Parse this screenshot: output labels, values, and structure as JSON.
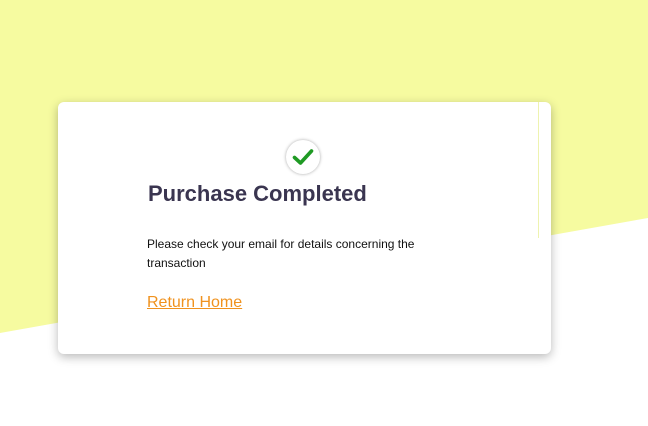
{
  "colors": {
    "background_accent": "#f6fba0",
    "link": "#f0921e",
    "title": "#3a3550",
    "check": "#1f9a24"
  },
  "confirmation": {
    "icon": "checkmark-icon",
    "title": "Purchase Completed",
    "message": "Please check your email for details concerning the transaction",
    "return_link": "Return Home"
  }
}
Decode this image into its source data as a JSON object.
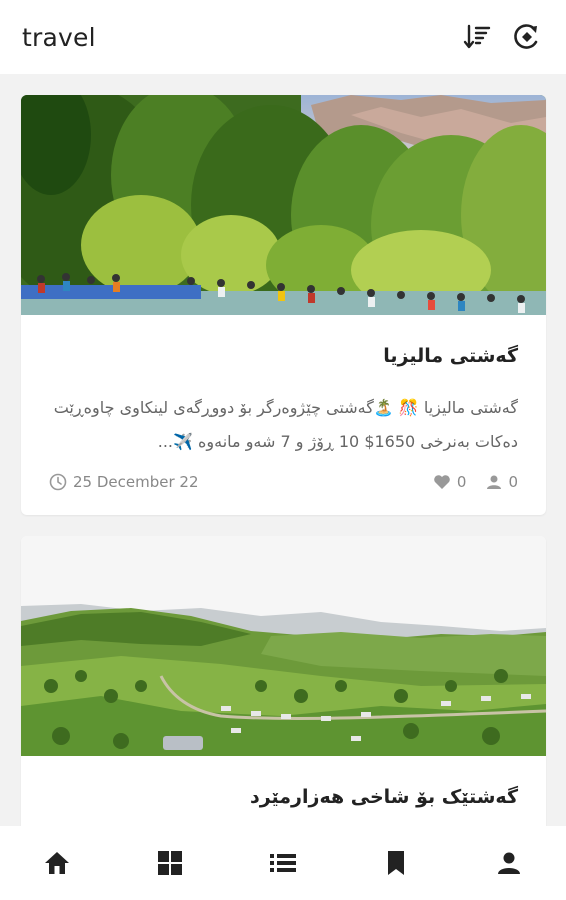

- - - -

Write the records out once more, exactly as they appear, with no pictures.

## REPLY TO THE TASK
Parse this screenshot: output labels, values, and structure as JSON.
{
  "colors": {
    "background_accent": "#f6fba0",
    "link": "#f0921e",
    "title": "#3a3550",
    "check": "#1f9a24"
  },
  "confirmation": {
    "icon": "checkmark-icon",
    "title": "Purchase Completed",
    "message": "Please check your email for details concerning the transaction",
    "return_link": "Return Home"
  }
}
Decode this image into its source data as a JSON object.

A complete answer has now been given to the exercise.